Florence Howe acknowledges every founding mother who figures in The Politics of Women's Studies by titling her preface "Everyone a Heroine." CUNY, for its part, has had many heroines, sung and unsung, in Women's Studies in the past, and we hope a new infusion of institutional energy will assure the appearance of new heroines at the City University to meet the challenges of this dynamic field in the new millennium.





 


Studious Women: A CUNY Sampler of Initiatives Past and to Come

 

 

t Hunter College a full-time faculty line in Women's Studies has been approved, and more space for the program has been added. On April 23 (11 AM to 5 PM), several organizations at Hunter College will presented "A Day of Women's Choices" on such subjects as reproductive rights, sexual orienttion, parenting, and career choices.

At John Jay College a room has been dedicated for use by the Women's and Gender Studies Committee. At the Graduate Center, several faculty development projects are under way, including the Conviction Project, an interdisciplinary seminar exploring the question of conviction in the postmodern age, supported by the Center for the Study of Women and Society (for further information, visit http://web.gc.cuny.edu/womenscenter).

At Queens College in spring 2000, "Teach Feminist," a multi- cultural faculty-student conference was attended by 300 students and faculty from more than a dozen classes. They discussed a common reading from Uma Narayan's book Dislocating Cultures: Identities, Traditions, and Third World Feminism (Routledge, 1997). Narayan attended and spoke with students who had written essays on topics such as racism, homophobia, ethnic tension, and sexuality.

The CUNY Baccalaureate Program, directed by Nan Bauer- Maglin, is planning a brochure describing Women's Studies courses and curricula across CUNY, in association with Women's Studies faculty.

The Feminist Press and Women's Studies Certificate Program at the Graduate Center held a two-day conference last December, " Then and Now: The Politics of Women's Studies," to mark the publication of The Politics of Women's Studies: Testimony from Thirty Founding Mothers, edited by Florence Howe.

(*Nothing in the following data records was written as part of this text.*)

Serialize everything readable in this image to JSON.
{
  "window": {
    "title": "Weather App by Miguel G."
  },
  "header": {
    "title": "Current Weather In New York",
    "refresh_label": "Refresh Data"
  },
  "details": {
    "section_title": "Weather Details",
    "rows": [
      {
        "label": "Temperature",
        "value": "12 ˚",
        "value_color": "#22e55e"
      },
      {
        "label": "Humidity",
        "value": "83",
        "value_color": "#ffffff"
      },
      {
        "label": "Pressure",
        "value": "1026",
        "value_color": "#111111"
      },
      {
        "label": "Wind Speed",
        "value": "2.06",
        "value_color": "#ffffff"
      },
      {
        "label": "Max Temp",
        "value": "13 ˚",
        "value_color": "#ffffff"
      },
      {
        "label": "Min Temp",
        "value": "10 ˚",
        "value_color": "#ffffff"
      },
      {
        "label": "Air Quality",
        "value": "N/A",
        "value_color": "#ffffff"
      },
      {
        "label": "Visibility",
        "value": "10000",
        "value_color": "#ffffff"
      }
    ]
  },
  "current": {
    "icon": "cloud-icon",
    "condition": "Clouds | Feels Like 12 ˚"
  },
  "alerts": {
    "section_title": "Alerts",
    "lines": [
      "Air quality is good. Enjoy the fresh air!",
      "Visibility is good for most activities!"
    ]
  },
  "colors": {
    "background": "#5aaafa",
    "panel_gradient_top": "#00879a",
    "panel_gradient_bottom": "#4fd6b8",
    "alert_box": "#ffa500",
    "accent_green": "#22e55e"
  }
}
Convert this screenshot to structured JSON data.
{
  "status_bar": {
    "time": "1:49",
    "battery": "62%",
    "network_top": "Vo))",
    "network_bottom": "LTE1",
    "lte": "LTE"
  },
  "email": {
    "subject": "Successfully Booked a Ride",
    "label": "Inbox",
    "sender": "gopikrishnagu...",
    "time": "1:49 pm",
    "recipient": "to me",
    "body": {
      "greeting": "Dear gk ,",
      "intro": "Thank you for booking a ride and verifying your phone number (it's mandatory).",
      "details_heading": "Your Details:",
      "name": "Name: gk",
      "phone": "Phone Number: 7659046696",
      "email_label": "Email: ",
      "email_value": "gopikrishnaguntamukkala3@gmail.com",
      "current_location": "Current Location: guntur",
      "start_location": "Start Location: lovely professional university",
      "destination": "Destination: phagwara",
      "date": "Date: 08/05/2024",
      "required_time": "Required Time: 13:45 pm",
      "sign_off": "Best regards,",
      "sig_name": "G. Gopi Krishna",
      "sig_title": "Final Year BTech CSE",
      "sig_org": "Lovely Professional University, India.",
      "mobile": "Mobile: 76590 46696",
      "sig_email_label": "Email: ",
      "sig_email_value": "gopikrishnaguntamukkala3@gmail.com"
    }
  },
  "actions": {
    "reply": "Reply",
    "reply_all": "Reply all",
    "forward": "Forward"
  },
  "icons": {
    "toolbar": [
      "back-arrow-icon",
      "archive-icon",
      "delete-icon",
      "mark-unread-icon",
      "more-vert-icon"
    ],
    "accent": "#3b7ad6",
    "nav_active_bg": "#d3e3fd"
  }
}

To celebrate the many books on women's topics by our faculty, each year the Graduate Center's Women's Studies Certificate Program sponsors an annual "New Books by CUNY Women" event. The eighth one will be on Friday, May 11, from 12 to 2 p.m. in Room 9204.